⟨
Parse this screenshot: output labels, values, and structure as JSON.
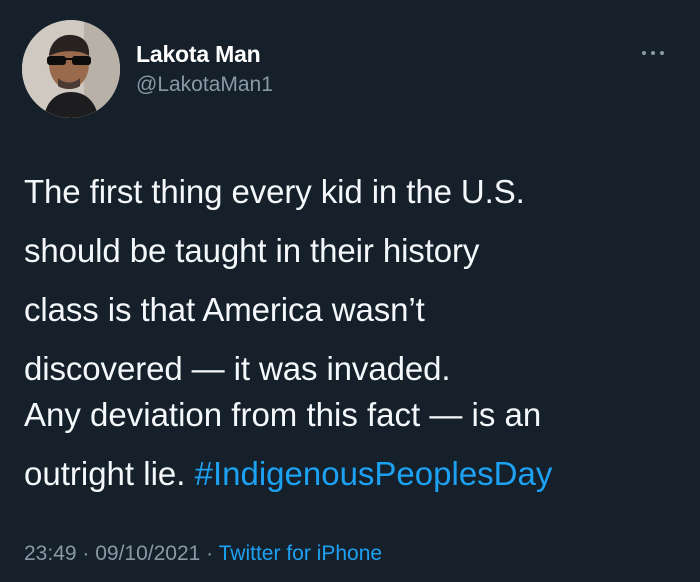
{
  "user": {
    "display_name": "Lakota Man",
    "handle": "@LakotaMan1"
  },
  "tweet": {
    "paragraph_1": "The first thing every kid in the U.S.\nshould be taught in their history\nclass is that America wasn’t\ndiscovered — it was invaded.",
    "paragraph_2_text": "Any deviation from this fact — is an\noutright lie. ",
    "hashtag": "#IndigenousPeoplesDay"
  },
  "meta": {
    "time": "23:49",
    "separator_1": " · ",
    "date": "09/10/2021",
    "separator_2": " · ",
    "source": "Twitter for iPhone"
  },
  "icons": {
    "more": "more-horizontal-icon",
    "avatar": "avatar"
  },
  "colors": {
    "background": "#15202b",
    "text": "#f5f8fa",
    "secondary": "#8899a6",
    "link": "#1da1f2"
  }
}
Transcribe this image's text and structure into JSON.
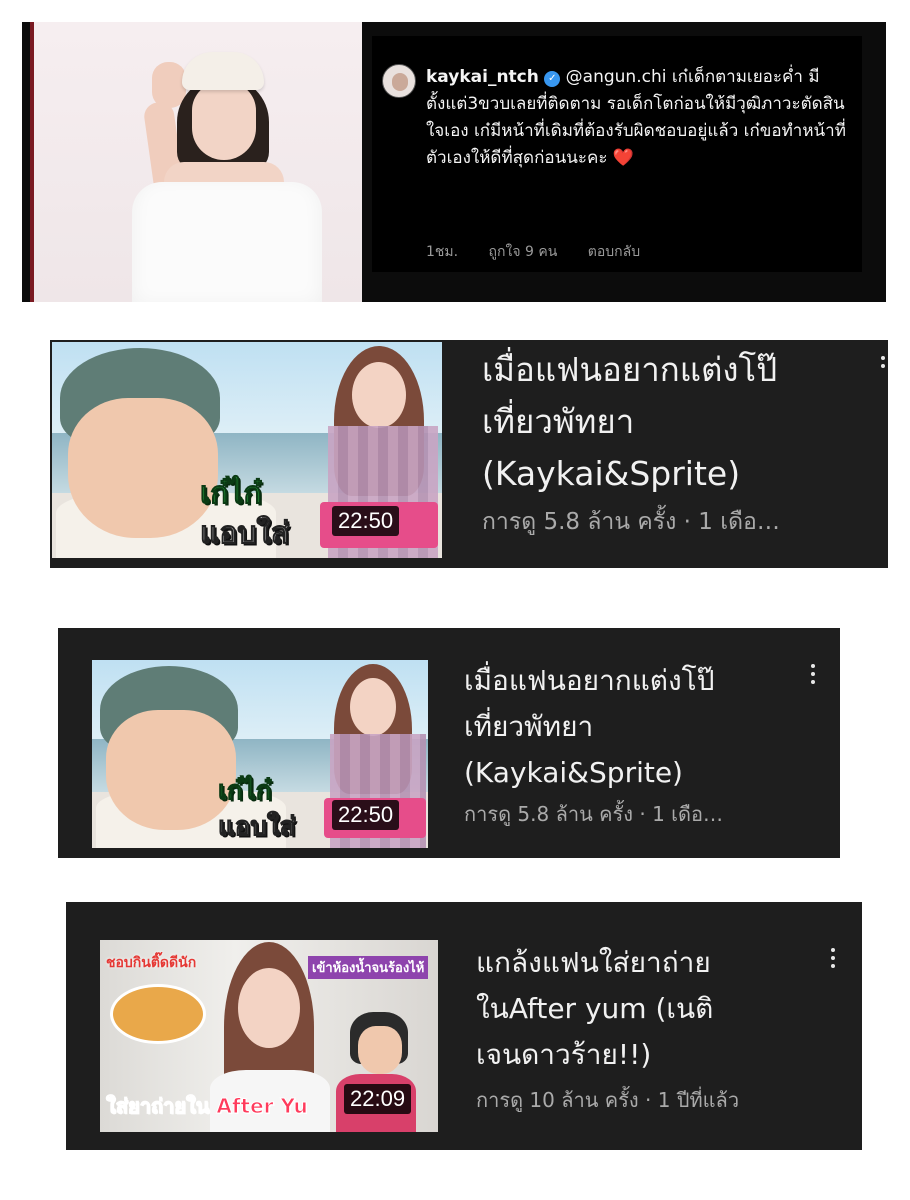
{
  "comment": {
    "username": "kaykai_ntch",
    "mention": "@angun.chi",
    "body": "เก๋เด็กตามเยอะค่ำ มีตั้งแต่3ขวบเลยที่ติดตาม รอเด็กโตก่อนให้มีวุฒิภาวะตัดสินใจเอง เก๋มีหน้าที่เดิมที่ต้องรับผิดชอบอยู่แล้ว เก๋ขอทำหน้าที่ตัวเองให้ดีที่สุดก่อนนะคะ",
    "emoji": "❤️",
    "time": "1ชม.",
    "likes": "ถูกใจ 9 คน",
    "reply": "ตอบกลับ"
  },
  "videos": [
    {
      "title_line1": "เมื่อแฟนอยากแต่งโป๊",
      "title_line2": "เที่ยวพัทยา",
      "title_line3": "(Kaykai&Sprite)",
      "meta": "การดู 5.8 ล้าน ครั้ง · 1 เดือ…",
      "duration": "22:50",
      "thumb_text1": "เก๋ไก๋",
      "thumb_text2": "แอบใส่"
    },
    {
      "title_line1": "เมื่อแฟนอยากแต่งโป๊",
      "title_line2": "เที่ยวพัทยา",
      "title_line3": "(Kaykai&Sprite)",
      "meta": "การดู 5.8 ล้าน ครั้ง · 1 เดือ…",
      "duration": "22:50",
      "thumb_text1": "เก๋ไก๋",
      "thumb_text2": "แอบใส่"
    },
    {
      "title_line1": "แกล้งแฟนใส่ยาถ่าย",
      "title_line2": "ในAfter yum (เนติ",
      "title_line3": "เจนดาวร้าย!!)",
      "meta": "การดู 10 ล้าน ครั้ง · 1 ปีที่แล้ว",
      "duration": "22:09",
      "thumb_text1": "ชอบกินติ๊ดดีนัก",
      "thumb_text2": "ใส่ยาถ่ายใน After Yu",
      "thumb_text3": "เข้าห้องน้ำจนร้องไห้"
    }
  ],
  "colors": {
    "panel": "#1e1e1e",
    "comment_bg": "#000000",
    "verified": "#3897f0",
    "thumb_green": "#39d353",
    "thumb_pink": "#e64d8a"
  }
}
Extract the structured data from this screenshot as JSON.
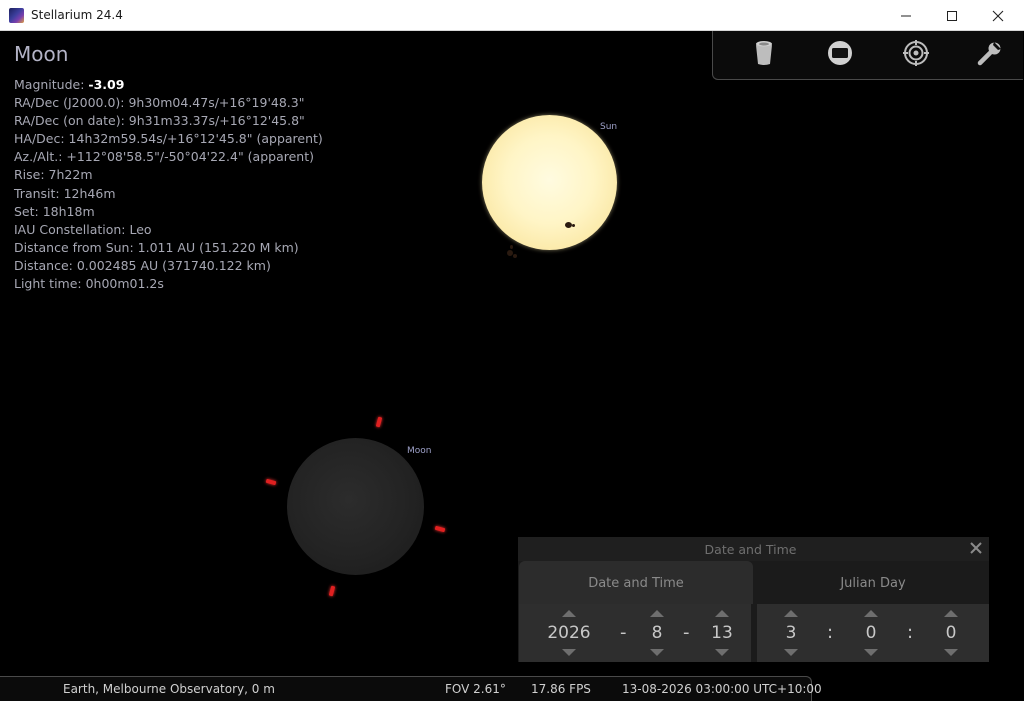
{
  "window": {
    "title": "Stellarium 24.4"
  },
  "info": {
    "object_name": "Moon",
    "magnitude_label": "Magnitude: ",
    "magnitude_value": "-3.09",
    "rows": [
      "RA/Dec (J2000.0): 9h30m04.47s/+16°19'48.3\"",
      "RA/Dec (on date): 9h31m33.37s/+16°12'45.8\"",
      "HA/Dec: 14h32m59.54s/+16°12'45.8\" (apparent)",
      "Az./Alt.: +112°08'58.5\"/-50°04'22.4\" (apparent)",
      "Rise: 7h22m",
      "Transit: 12h46m",
      "Set: 18h18m",
      "IAU Constellation: Leo",
      "Distance from Sun: 1.011 AU (151.220 M km)",
      "Distance: 0.002485 AU (371740.122 km)",
      "Light time: 0h00m01.2s"
    ]
  },
  "toolbar": {
    "icons": [
      "trash-can-icon",
      "screen-icon",
      "target-icon",
      "wrench-icon"
    ]
  },
  "sky_labels": {
    "sun": "Sun",
    "moon": "Moon"
  },
  "date_dialog": {
    "title": "Date and Time",
    "tabs": {
      "date_time": "Date and Time",
      "julian_day": "Julian Day"
    },
    "date": {
      "year": "2026",
      "month": "8",
      "day": "13",
      "sep": "-"
    },
    "time": {
      "hour": "3",
      "minute": "0",
      "second": "0",
      "sep": ":"
    }
  },
  "status": {
    "location": "Earth, Melbourne Observatory, 0 m",
    "fov": "FOV 2.61°",
    "fps": "17.86 FPS",
    "datetime": "13-08-2026 03:00:00 UTC+10:00"
  },
  "colors": {
    "info_text": "#a7a8b4",
    "sky_label": "#9ea1c9",
    "marker": "#e02020",
    "sun": "#fff5c6"
  }
}
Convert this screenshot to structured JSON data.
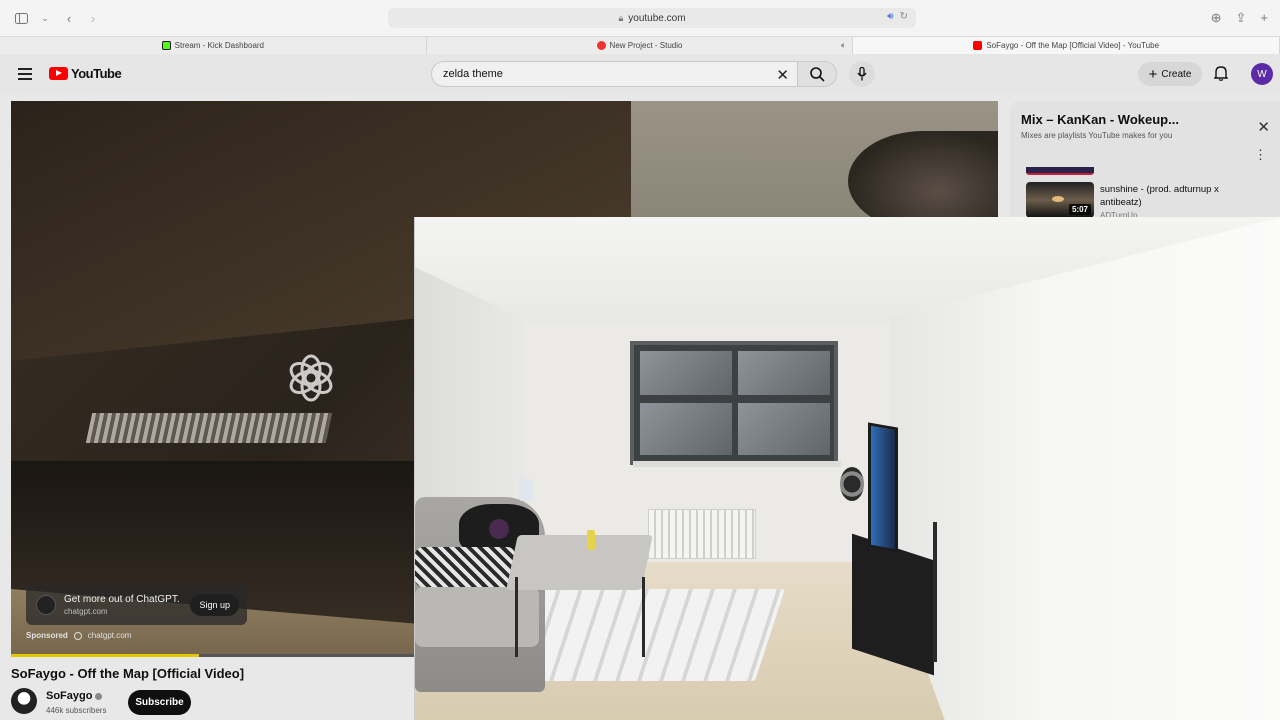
{
  "browser": {
    "url": "youtube.com",
    "tabs": [
      {
        "label": "Stream - Kick Dashboard",
        "favicon": "kick-icon"
      },
      {
        "label": "New Project - Studio",
        "favicon": "studio-icon"
      },
      {
        "label": "SoFaygo - Off the Map [Official Video] - YouTube",
        "favicon": "youtube-icon"
      }
    ]
  },
  "youtube": {
    "logo_text": "YouTube",
    "search": {
      "value": "zelda theme"
    },
    "create_label": "Create",
    "avatar_letter": "W"
  },
  "player": {
    "ad": {
      "title": "Get more out of ChatGPT.",
      "domain": "chatgpt.com",
      "cta": "Sign up",
      "sponsored_label": "Sponsored",
      "sponsor_domain": "chatgpt.com"
    },
    "progress": 0.19
  },
  "video": {
    "title": "SoFaygo - Off the Map [Official Video]",
    "channel": "SoFaygo",
    "subscribers": "446k subscribers",
    "subscribe_label": "Subscribe"
  },
  "mix": {
    "title": "Mix – KanKan - Wokeup...",
    "subtitle": "Mixes are playlists YouTube makes for you",
    "item": {
      "title": "sunshine - (prod. adturnup x antibeatz)",
      "duration": "5:07",
      "channel": "ADTurnUp"
    }
  },
  "colors": {
    "youtube_red": "#ff0000",
    "avatar_purple": "#5b2aa6",
    "progress_yellow": "#e5c700"
  }
}
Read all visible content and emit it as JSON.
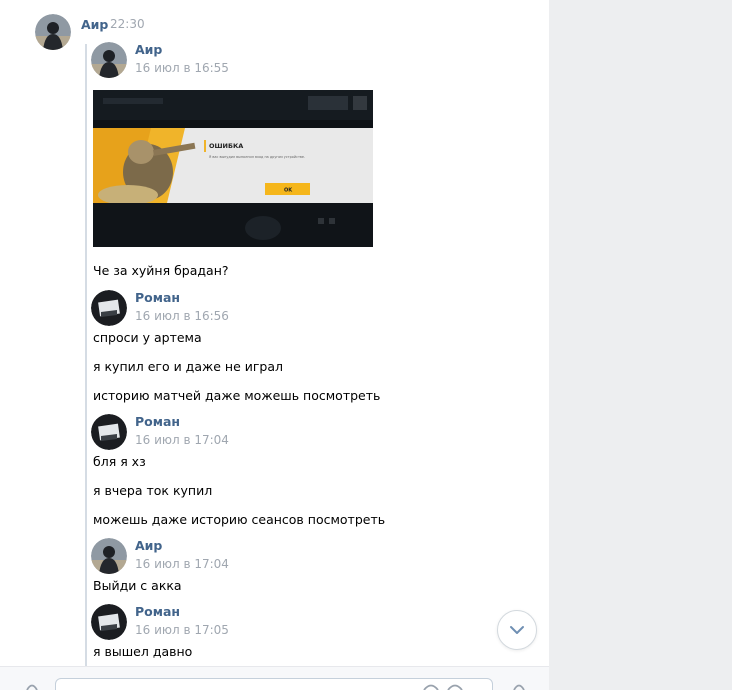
{
  "forward_header": {
    "author": "Аир",
    "time": "22:30"
  },
  "messages": [
    {
      "author": "Аир",
      "date": "16 июл в 16:55",
      "lines": [
        "Че за хуйня брадан?"
      ]
    },
    {
      "author": "Роман",
      "date": "16 июл в 16:56",
      "lines": [
        "спроси у артема",
        "я купил его и даже не играл",
        "историю матчей даже можешь посмотреть"
      ]
    },
    {
      "author": "Роман",
      "date": "16 июл в 17:04",
      "lines": [
        "бля я хз",
        "я вчера ток купил",
        "можешь даже историю сеансов посмотреть"
      ]
    },
    {
      "author": "Аир",
      "date": "16 июл в 17:04",
      "lines": [
        "Выйди с акка"
      ]
    },
    {
      "author": "Роман",
      "date": "16 июл в 17:05",
      "lines": [
        "я вышел давно"
      ]
    }
  ],
  "attachment": {
    "dialog_title": "ОШИБКА",
    "dialog_text": "Я вас вынудил выполнил вход на другом устройстве.",
    "dialog_button": "OK"
  },
  "icons": {
    "scroll_down": "chevron-down-icon",
    "attach": "paperclip-icon",
    "emoji": "smile-icon",
    "voice": "microphone-icon"
  },
  "colors": {
    "author": "#42648b",
    "time": "#a0a7b0",
    "background": "#edeef0",
    "panel": "#ffffff",
    "thread_line": "#d5dce4"
  }
}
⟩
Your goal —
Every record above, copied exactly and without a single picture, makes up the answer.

Your solution —
Parse this screenshot: output labels, values, and structure as JSON.
{
  "user": {
    "display_name": "Lakota Man",
    "handle": "@LakotaMan1"
  },
  "tweet": {
    "paragraph_1": "The first thing every kid in the U.S.\nshould be taught in their history\nclass is that America wasn’t\ndiscovered — it was invaded.",
    "paragraph_2_text": "Any deviation from this fact — is an\noutright lie. ",
    "hashtag": "#IndigenousPeoplesDay"
  },
  "meta": {
    "time": "23:49",
    "separator_1": " · ",
    "date": "09/10/2021",
    "separator_2": " · ",
    "source": "Twitter for iPhone"
  },
  "icons": {
    "more": "more-horizontal-icon",
    "avatar": "avatar"
  },
  "colors": {
    "background": "#15202b",
    "text": "#f5f8fa",
    "secondary": "#8899a6",
    "link": "#1da1f2"
  }
}
Transcribe this image's text and structure into JSON.
{
  "comment": {
    "username": "kaykai_ntch",
    "mention": "@angun.chi",
    "body": "เก๋เด็กตามเยอะค่ำ มีตั้งแต่3ขวบเลยที่ติดตาม รอเด็กโตก่อนให้มีวุฒิภาวะตัดสินใจเอง เก๋มีหน้าที่เดิมที่ต้องรับผิดชอบอยู่แล้ว เก๋ขอทำหน้าที่ตัวเองให้ดีที่สุดก่อนนะคะ",
    "emoji": "❤️",
    "time": "1ชม.",
    "likes": "ถูกใจ 9 คน",
    "reply": "ตอบกลับ"
  },
  "videos": [
    {
      "title_line1": "เมื่อแฟนอยากแต่งโป๊",
      "title_line2": "เที่ยวพัทยา",
      "title_line3": "(Kaykai&Sprite)",
      "meta": "การดู 5.8 ล้าน ครั้ง · 1 เดือ…",
      "duration": "22:50",
      "thumb_text1": "เก๋ไก๋",
      "thumb_text2": "แอบใส่"
    },
    {
      "title_line1": "เมื่อแฟนอยากแต่งโป๊",
      "title_line2": "เที่ยวพัทยา",
      "title_line3": "(Kaykai&Sprite)",
      "meta": "การดู 5.8 ล้าน ครั้ง · 1 เดือ…",
      "duration": "22:50",
      "thumb_text1": "เก๋ไก๋",
      "thumb_text2": "แอบใส่"
    },
    {
      "title_line1": "แกล้งแฟนใส่ยาถ่าย",
      "title_line2": "ในAfter yum (เนติ",
      "title_line3": "เจนดาวร้าย!!)",
      "meta": "การดู 10 ล้าน ครั้ง · 1 ปีที่แล้ว",
      "duration": "22:09",
      "thumb_text1": "ชอบกินติ๊ดดีนัก",
      "thumb_text2": "ใส่ยาถ่ายใน After Yu",
      "thumb_text3": "เข้าห้องน้ำจนร้องไห้"
    }
  ],
  "colors": {
    "panel": "#1e1e1e",
    "comment_bg": "#000000",
    "verified": "#3897f0",
    "thumb_green": "#39d353",
    "thumb_pink": "#e64d8a"
  }
}
Extract the structured data from this screenshot as JSON.
{
  "window": {
    "title": "Stellarium 24.4"
  },
  "info": {
    "object_name": "Moon",
    "magnitude_label": "Magnitude: ",
    "magnitude_value": "-3.09",
    "rows": [
      "RA/Dec (J2000.0): 9h30m04.47s/+16°19'48.3\"",
      "RA/Dec (on date): 9h31m33.37s/+16°12'45.8\"",
      "HA/Dec: 14h32m59.54s/+16°12'45.8\" (apparent)",
      "Az./Alt.: +112°08'58.5\"/-50°04'22.4\" (apparent)",
      "Rise: 7h22m",
      "Transit: 12h46m",
      "Set: 18h18m",
      "IAU Constellation: Leo",
      "Distance from Sun: 1.011 AU (151.220 M km)",
      "Distance: 0.002485 AU (371740.122 km)",
      "Light time: 0h00m01.2s"
    ]
  },
  "toolbar": {
    "icons": [
      "trash-can-icon",
      "screen-icon",
      "target-icon",
      "wrench-icon"
    ]
  },
  "sky_labels": {
    "sun": "Sun",
    "moon": "Moon"
  },
  "date_dialog": {
    "title": "Date and Time",
    "tabs": {
      "date_time": "Date and Time",
      "julian_day": "Julian Day"
    },
    "date": {
      "year": "2026",
      "month": "8",
      "day": "13",
      "sep": "-"
    },
    "time": {
      "hour": "3",
      "minute": "0",
      "second": "0",
      "sep": ":"
    }
  },
  "status": {
    "location": "Earth, Melbourne Observatory, 0 m",
    "fov": "FOV 2.61°",
    "fps": "17.86 FPS",
    "datetime": "13-08-2026 03:00:00 UTC+10:00"
  },
  "colors": {
    "info_text": "#a7a8b4",
    "sky_label": "#9ea1c9",
    "marker": "#e02020",
    "sun": "#fff5c6"
  }
}
Convert this screenshot to structured JSON data.
{
  "browser": {
    "url": "youtube.com",
    "tabs": [
      {
        "label": "Stream - Kick Dashboard",
        "favicon": "kick-icon"
      },
      {
        "label": "New Project - Studio",
        "favicon": "studio-icon"
      },
      {
        "label": "SoFaygo - Off the Map [Official Video] - YouTube",
        "favicon": "youtube-icon"
      }
    ]
  },
  "youtube": {
    "logo_text": "YouTube",
    "search": {
      "value": "zelda theme"
    },
    "create_label": "Create",
    "avatar_letter": "W"
  },
  "player": {
    "ad": {
      "title": "Get more out of ChatGPT.",
      "domain": "chatgpt.com",
      "cta": "Sign up",
      "sponsored_label": "Sponsored",
      "sponsor_domain": "chatgpt.com"
    },
    "progress": 0.19
  },
  "video": {
    "title": "SoFaygo - Off the Map [Official Video]",
    "channel": "SoFaygo",
    "subscribers": "446k subscribers",
    "subscribe_label": "Subscribe"
  },
  "mix": {
    "title": "Mix – KanKan - Wokeup...",
    "subtitle": "Mixes are playlists YouTube makes for you",
    "item": {
      "title": "sunshine - (prod. adturnup x antibeatz)",
      "duration": "5:07",
      "channel": "ADTurnUp"
    }
  },
  "colors": {
    "youtube_red": "#ff0000",
    "avatar_purple": "#5b2aa6",
    "progress_yellow": "#e5c700"
  }
}
Read all visible content and emit it as JSON.
{
  "forward_header": {
    "author": "Аир",
    "time": "22:30"
  },
  "messages": [
    {
      "author": "Аир",
      "date": "16 июл в 16:55",
      "lines": [
        "Че за хуйня брадан?"
      ]
    },
    {
      "author": "Роман",
      "date": "16 июл в 16:56",
      "lines": [
        "спроси у артема",
        "я купил его и даже не играл",
        "историю матчей даже можешь посмотреть"
      ]
    },
    {
      "author": "Роман",
      "date": "16 июл в 17:04",
      "lines": [
        "бля я хз",
        "я вчера ток купил",
        "можешь даже историю сеансов посмотреть"
      ]
    },
    {
      "author": "Аир",
      "date": "16 июл в 17:04",
      "lines": [
        "Выйди с акка"
      ]
    },
    {
      "author": "Роман",
      "date": "16 июл в 17:05",
      "lines": [
        "я вышел давно"
      ]
    }
  ],
  "attachment": {
    "dialog_title": "ОШИБКА",
    "dialog_text": "Я вас вынудил выполнил вход на другом устройстве.",
    "dialog_button": "OK"
  },
  "icons": {
    "scroll_down": "chevron-down-icon",
    "attach": "paperclip-icon",
    "emoji": "smile-icon",
    "voice": "microphone-icon"
  },
  "colors": {
    "author": "#42648b",
    "time": "#a0a7b0",
    "background": "#edeef0",
    "panel": "#ffffff",
    "thread_line": "#d5dce4"
  }
}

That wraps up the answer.